  10. - Estimated Mileage: 27

    Katlynn Marine, Inc.

    Sodus Point, NY



    The first steamboat in regular service on the Great Lakes stopped at Sodus Point on its maiden voyage in 1817. During the heyday of the lakes steamship era that followed, steamers came into Sodus Point with coal for Canada and other lake ports. To assist in navigation Congress approved a lighthouse located on Sodus Bay in 1824. In 1977 the lighthouse was listed in the National Registry of Historic Places. Today the lighthouse serves as a maritime museum in Sodus Point.

  11. - Estimated Mileage: 32

    Port of Rochester Marina

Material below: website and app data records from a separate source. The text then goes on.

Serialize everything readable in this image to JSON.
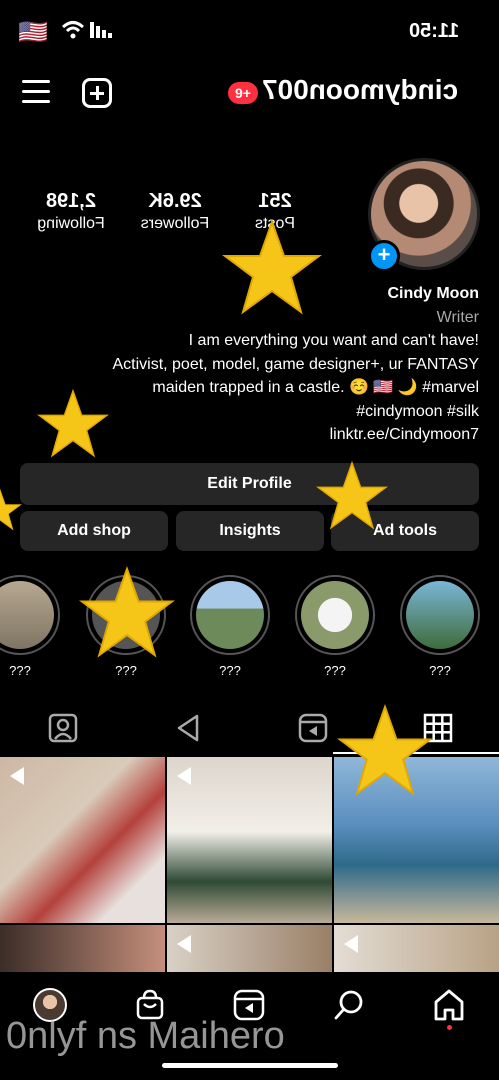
{
  "status_bar": {
    "flag": "🇺🇸",
    "time": "11:50"
  },
  "header": {
    "notifications": "9+",
    "username": "cindymoon007"
  },
  "stats": {
    "following": {
      "value": "2,198",
      "label": "Following"
    },
    "followers": {
      "value": "29.6K",
      "label": "Followers"
    },
    "posts": {
      "value": "251",
      "label": "Posts"
    }
  },
  "profile": {
    "name": "Cindy Moon",
    "category": "Writer",
    "bio_lines": [
      "I am everything you want and can't have!",
      "Activist, poet, model, game designer+, ur FANTASY",
      "maiden trapped in a castle. ☺️ 🇺🇸 🌙 #marvel",
      "#cindymoon #silk",
      "linktr.ee/Cindymoon7"
    ]
  },
  "buttons": {
    "edit_profile": "Edit Profile",
    "ad_tools": "Ad tools",
    "insights": "Insights",
    "add_shop": "Add shop"
  },
  "highlights": [
    "???",
    "???",
    "???",
    "???",
    "???"
  ],
  "watermark": "0nlyf ns Maihero",
  "colors": {
    "accent_blue": "#0095f6",
    "badge_red": "#ff3040",
    "button_bg": "#262626"
  }
}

    Rochester flourished with the opening of the Erie Canal in the early 1800’s. It soon became a major manufacturing center. Rochester was the headquarters of Eastman Kodak, which made it the nexus of the American photography industry. In the 1970’s it became on of the many “rust belt” the industrial cities along the Great Lakes to whither away. Since that time the city has reinvented itself as a tourist destination. Top things to do include art, history and science museums as well as a botanical park.

  12. - Estimated Mileage: 30

    Bald Eagle Marina LLC

    Kendall, NY



    A “lovely family beach in a beautiful State Park” is a typical Trip Advisor review that neatly sums up Hamlin Beach State Park just eight miles from the marina. The clear water and long sandy beach make this beach an ideal location to relax for a few days and let the world go by. Taking the time to fish for salmon and trout round out a leisurely stay.

  13. - Estimated Mileage: 51

    St. Catharines Marina



    St. Catherines is located at the northern end of the Welland Canal built to allow shipping to go around Niagara Falls from Lake Ontario to Lake Erie.  St. Catharine's draws much of its character from its visual appeal, lush parkland, colorful floral gardens and historic Victorian buildings. The St. Catharines Museum offers visitors a glimpse back in time and an opportunity to further explore the Underground Railroad that was integral to the development of the region prior to and during the U.S. Civil War.

  14. - Estimated Mileage: 31

    Harbour West Marina

    Hamilton, ON

    905-525-4330 ext 212


    The city of Hamilton lies halfway between Toronto and Niagara Falls around the rim of Lake Ontario. Visiting the Royal Botanical Gardens or the Canadian Warplane Heritage Museum are popular attractions. Bicycling is a great way to see Hamilton. It has hundreds of miles of bike trails from converted rail trails to paved waterfront trails to designated paths along city streets.

  15. - Estimated Mileage: 23

    Port Credit Harbour Marina

    Mississauga, ON



    Picturesque Port Credit is Mississauga’s “Village on the Lake.” It is one of Mississauga’s top cultural, entertainment and culinary districts, boasting world-class restaurants and award-winning festivals and events. Other unique areas of Mississauga worth exploring are Clarkson Village, Old Meadowvale Village and Streetsville.